BEGIN Study material

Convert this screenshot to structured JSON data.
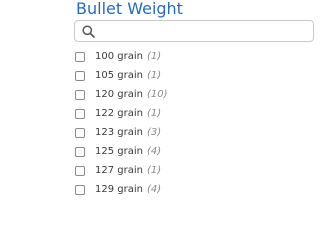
{
  "filter": {
    "title": "Bullet Weight",
    "search": {
      "placeholder": "",
      "value": "",
      "icon": "search-icon"
    },
    "options": [
      {
        "label": "100 grain",
        "count": "(1)",
        "checked": false
      },
      {
        "label": "105 grain",
        "count": "(1)",
        "checked": false
      },
      {
        "label": "120 grain",
        "count": "(10)",
        "checked": false
      },
      {
        "label": "122 grain",
        "count": "(1)",
        "checked": false
      },
      {
        "label": "123 grain",
        "count": "(3)",
        "checked": false
      },
      {
        "label": "125 grain",
        "count": "(4)",
        "checked": false
      },
      {
        "label": "127 grain",
        "count": "(1)",
        "checked": false
      },
      {
        "label": "129 grain",
        "count": "(4)",
        "checked": false
      }
    ]
  },
  "colors": {
    "title": "#2a6bb3",
    "label": "#3a3a3a",
    "count": "#8a8a8a",
    "border": "#c9c9c9"
  }
}
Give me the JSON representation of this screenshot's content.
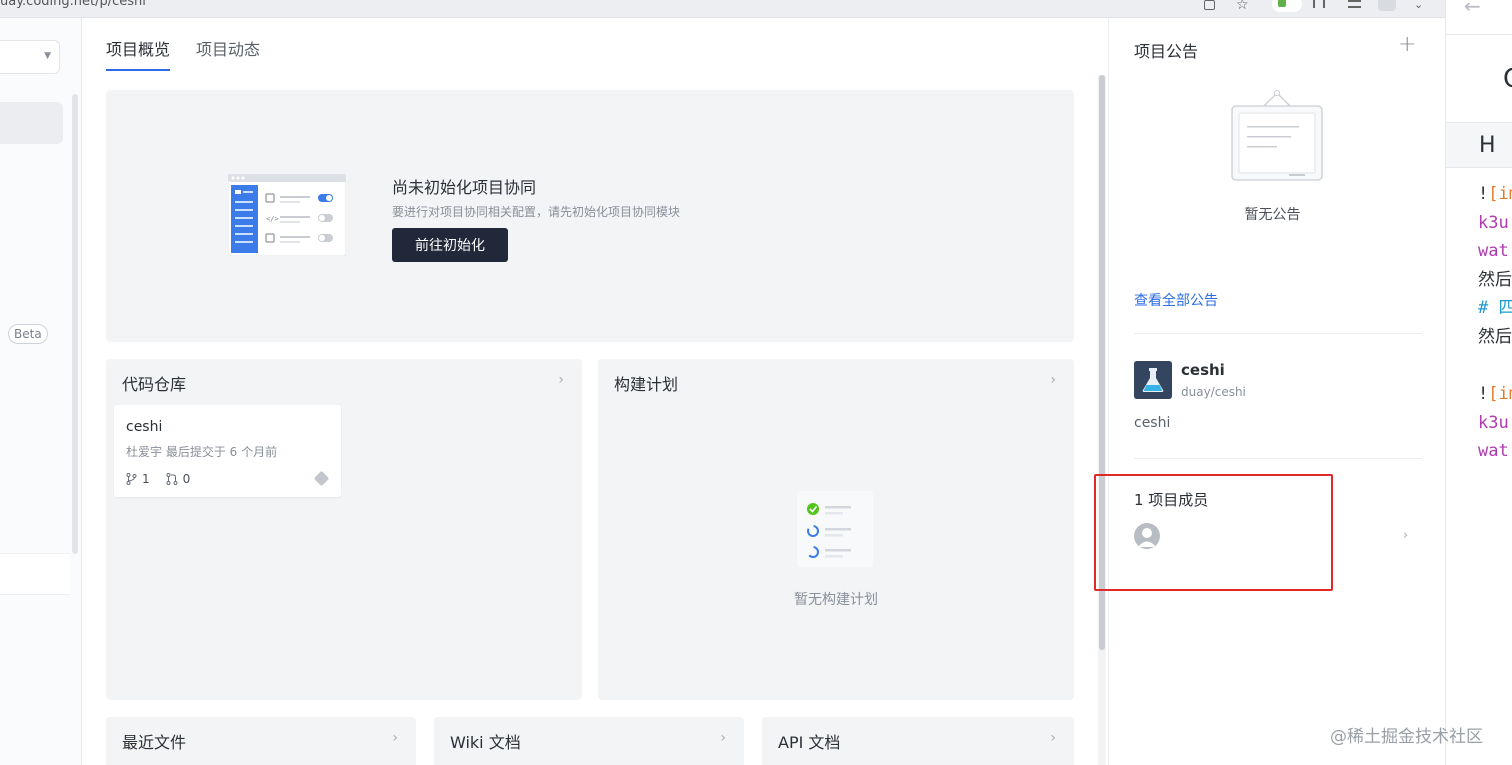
{
  "browser": {
    "url_fragment": "uay.coding.net/p/ceshi"
  },
  "sidebar": {
    "beta_badge": "Beta"
  },
  "tabs": [
    {
      "label": "项目概览",
      "active": true
    },
    {
      "label": "项目动态",
      "active": false
    }
  ],
  "init": {
    "title": "尚未初始化项目协同",
    "description": "要进行对项目协同相关配置，请先初始化项目协同模块",
    "button": "前往初始化"
  },
  "repo_card": {
    "title": "代码仓库",
    "repo": {
      "name": "ceshi",
      "meta": "杜爱宇 最后提交于 6 个月前",
      "branches": "1",
      "merge_requests": "0"
    }
  },
  "build_card": {
    "title": "构建计划",
    "empty_text": "暂无构建计划"
  },
  "bottom_cards": [
    {
      "title": "最近文件"
    },
    {
      "title": "Wiki 文档"
    },
    {
      "title": "API 文档"
    }
  ],
  "right_panel": {
    "announcement_title": "项目公告",
    "announcement_empty": "暂无公告",
    "view_all": "查看全部公告",
    "project": {
      "name": "ceshi",
      "path": "duay/ceshi",
      "description": "ceshi"
    },
    "members_title": "1 项目成员"
  },
  "editor": {
    "big_char": "C",
    "toolbar_char": "H",
    "lines": [
      {
        "parts": [
          {
            "t": "!",
            "c": "dark"
          },
          {
            "t": "[im",
            "c": "orange"
          }
        ]
      },
      {
        "parts": [
          {
            "t": "k3u",
            "c": "purple"
          }
        ]
      },
      {
        "parts": [
          {
            "t": "wat",
            "c": "purple"
          }
        ]
      },
      {
        "parts": [
          {
            "t": "然后",
            "c": "dark"
          }
        ]
      },
      {
        "parts": [
          {
            "t": "# 四",
            "c": "blue"
          }
        ]
      },
      {
        "parts": [
          {
            "t": "然后",
            "c": "dark"
          }
        ]
      },
      {
        "parts": [
          {
            "t": "",
            "c": "dark"
          }
        ]
      },
      {
        "parts": [
          {
            "t": "!",
            "c": "dark"
          },
          {
            "t": "[im",
            "c": "orange"
          }
        ]
      },
      {
        "parts": [
          {
            "t": "k3u",
            "c": "purple"
          }
        ]
      },
      {
        "parts": [
          {
            "t": "wat",
            "c": "purple"
          }
        ]
      }
    ]
  },
  "watermark": "@稀土掘金技术社区",
  "colors": {
    "accent": "#2c6ce6",
    "primary_button": "#20283a",
    "card_bg": "#f3f4f6",
    "highlight": "#e02a2a"
  },
  "icons": {
    "add_announcement": "plus-icon",
    "card_chevron": "chevron-right-icon",
    "branch": "branch-icon",
    "merge_request": "merge-request-icon"
  }
}
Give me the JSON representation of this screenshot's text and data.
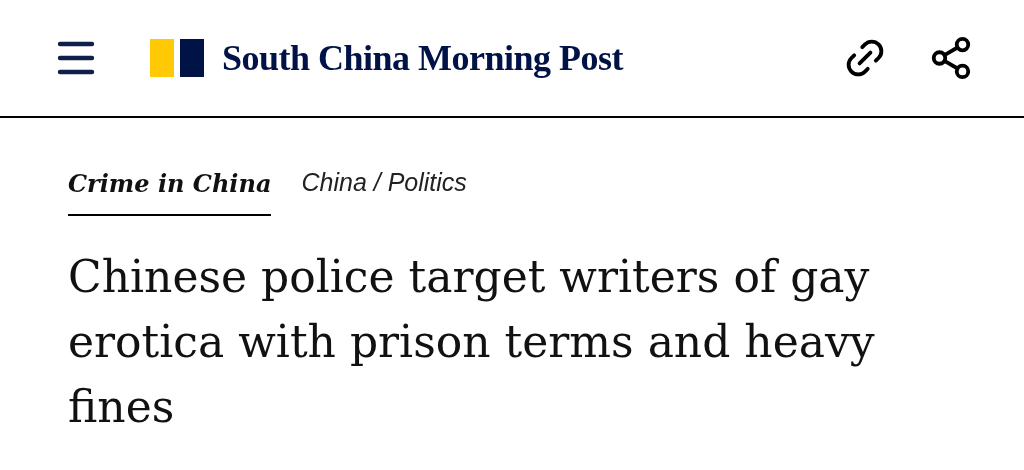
{
  "header": {
    "logo_text": "South China Morning Post"
  },
  "topic": {
    "label": "Crime in China",
    "breadcrumb": "China / Politics"
  },
  "headline": "Chinese police target writers of gay erotica with prison terms and heavy fines"
}
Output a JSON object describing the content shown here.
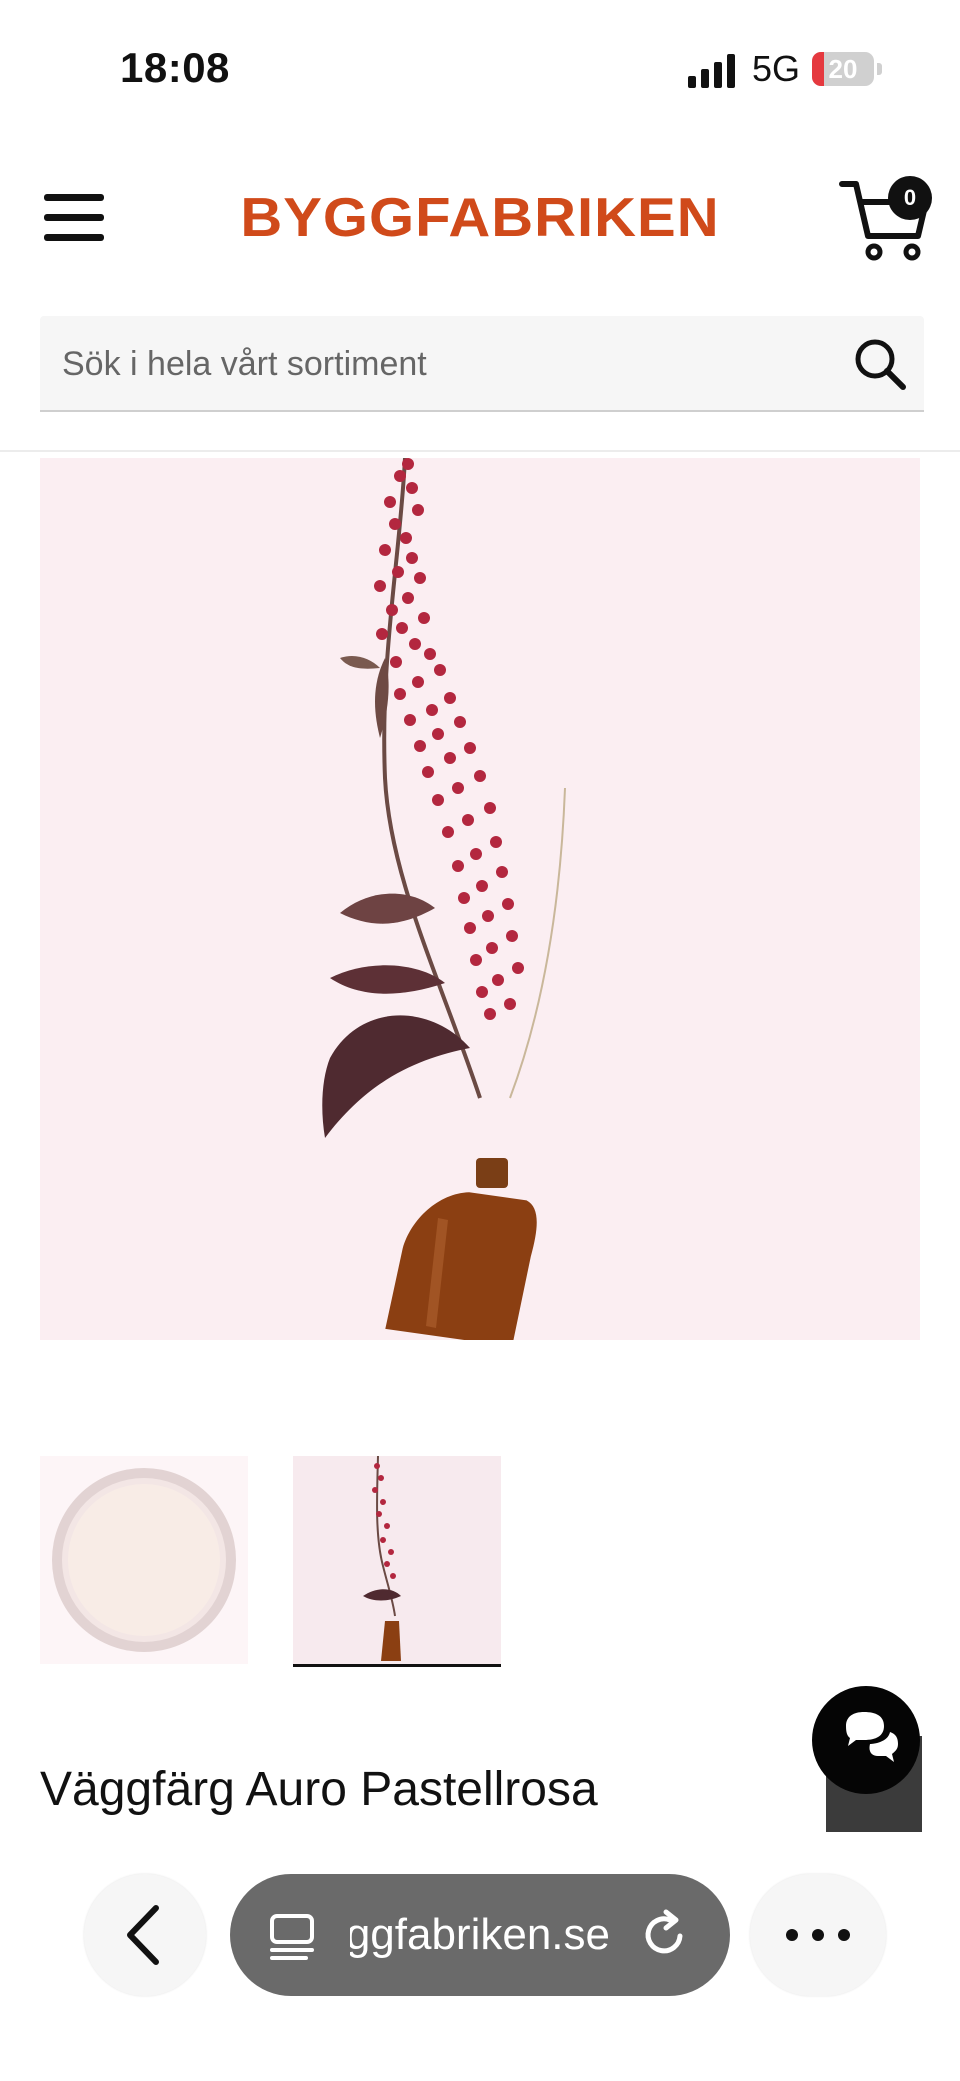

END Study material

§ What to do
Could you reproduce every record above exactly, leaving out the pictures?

§ Task solution
Convert this screenshot to structured JSON data.
{
  "filter": {
    "title": "Bullet Weight",
    "search": {
      "placeholder": "",
      "value": "",
      "icon": "search-icon"
    },
    "options": [
      {
        "label": "100 grain",
        "count": "(1)",
        "checked": false
      },
      {
        "label": "105 grain",
        "count": "(1)",
        "checked": false
      },
      {
        "label": "120 grain",
        "count": "(10)",
        "checked": false
      },
      {
        "label": "122 grain",
        "count": "(1)",
        "checked": false
      },
      {
        "label": "123 grain",
        "count": "(3)",
        "checked": false
      },
      {
        "label": "125 grain",
        "count": "(4)",
        "checked": false
      },
      {
        "label": "127 grain",
        "count": "(1)",
        "checked": false
      },
      {
        "label": "129 grain",
        "count": "(4)",
        "checked": false
      }
    ]
  },
  "colors": {
    "title": "#2a6bb3",
    "label": "#3a3a3a",
    "count": "#8a8a8a",
    "border": "#c9c9c9"
  }
}
Give me the JSON representation of this screenshot's content.
{
  "browser": {
    "url_fragment": "uay.coding.net/p/ceshi"
  },
  "sidebar": {
    "beta_badge": "Beta"
  },
  "tabs": [
    {
      "label": "项目概览",
      "active": true
    },
    {
      "label": "项目动态",
      "active": false
    }
  ],
  "init": {
    "title": "尚未初始化项目协同",
    "description": "要进行对项目协同相关配置，请先初始化项目协同模块",
    "button": "前往初始化"
  },
  "repo_card": {
    "title": "代码仓库",
    "repo": {
      "name": "ceshi",
      "meta": "杜爱宇 最后提交于 6 个月前",
      "branches": "1",
      "merge_requests": "0"
    }
  },
  "build_card": {
    "title": "构建计划",
    "empty_text": "暂无构建计划"
  },
  "bottom_cards": [
    {
      "title": "最近文件"
    },
    {
      "title": "Wiki 文档"
    },
    {
      "title": "API 文档"
    }
  ],
  "right_panel": {
    "announcement_title": "项目公告",
    "announcement_empty": "暂无公告",
    "view_all": "查看全部公告",
    "project": {
      "name": "ceshi",
      "path": "duay/ceshi",
      "description": "ceshi"
    },
    "members_title": "1 项目成员"
  },
  "editor": {
    "big_char": "C",
    "toolbar_char": "H",
    "lines": [
      {
        "parts": [
          {
            "t": "!",
            "c": "dark"
          },
          {
            "t": "[im",
            "c": "orange"
          }
        ]
      },
      {
        "parts": [
          {
            "t": "k3u",
            "c": "purple"
          }
        ]
      },
      {
        "parts": [
          {
            "t": "wat",
            "c": "purple"
          }
        ]
      },
      {
        "parts": [
          {
            "t": "然后",
            "c": "dark"
          }
        ]
      },
      {
        "parts": [
          {
            "t": "# 四",
            "c": "blue"
          }
        ]
      },
      {
        "parts": [
          {
            "t": "然后",
            "c": "dark"
          }
        ]
      },
      {
        "parts": [
          {
            "t": "",
            "c": "dark"
          }
        ]
      },
      {
        "parts": [
          {
            "t": "!",
            "c": "dark"
          },
          {
            "t": "[im",
            "c": "orange"
          }
        ]
      },
      {
        "parts": [
          {
            "t": "k3u",
            "c": "purple"
          }
        ]
      },
      {
        "parts": [
          {
            "t": "wat",
            "c": "purple"
          }
        ]
      }
    ]
  },
  "watermark": "@稀土掘金技术社区",
  "colors": {
    "accent": "#2c6ce6",
    "primary_button": "#20283a",
    "card_bg": "#f3f4f6",
    "highlight": "#e02a2a"
  },
  "icons": {
    "add_announcement": "plus-icon",
    "card_chevron": "chevron-right-icon",
    "branch": "branch-icon",
    "merge_request": "merge-request-icon"
  }
}
Give me the JSON representation of this screenshot's text and data.
{
  "header": {
    "logo_text": "South China Morning Post"
  },
  "topic": {
    "label": "Crime in China",
    "breadcrumb": "China / Politics"
  },
  "headline": "Chinese police target writers of gay erotica with prison terms and heavy fines"
}
Output a JSON object describing the content shown here.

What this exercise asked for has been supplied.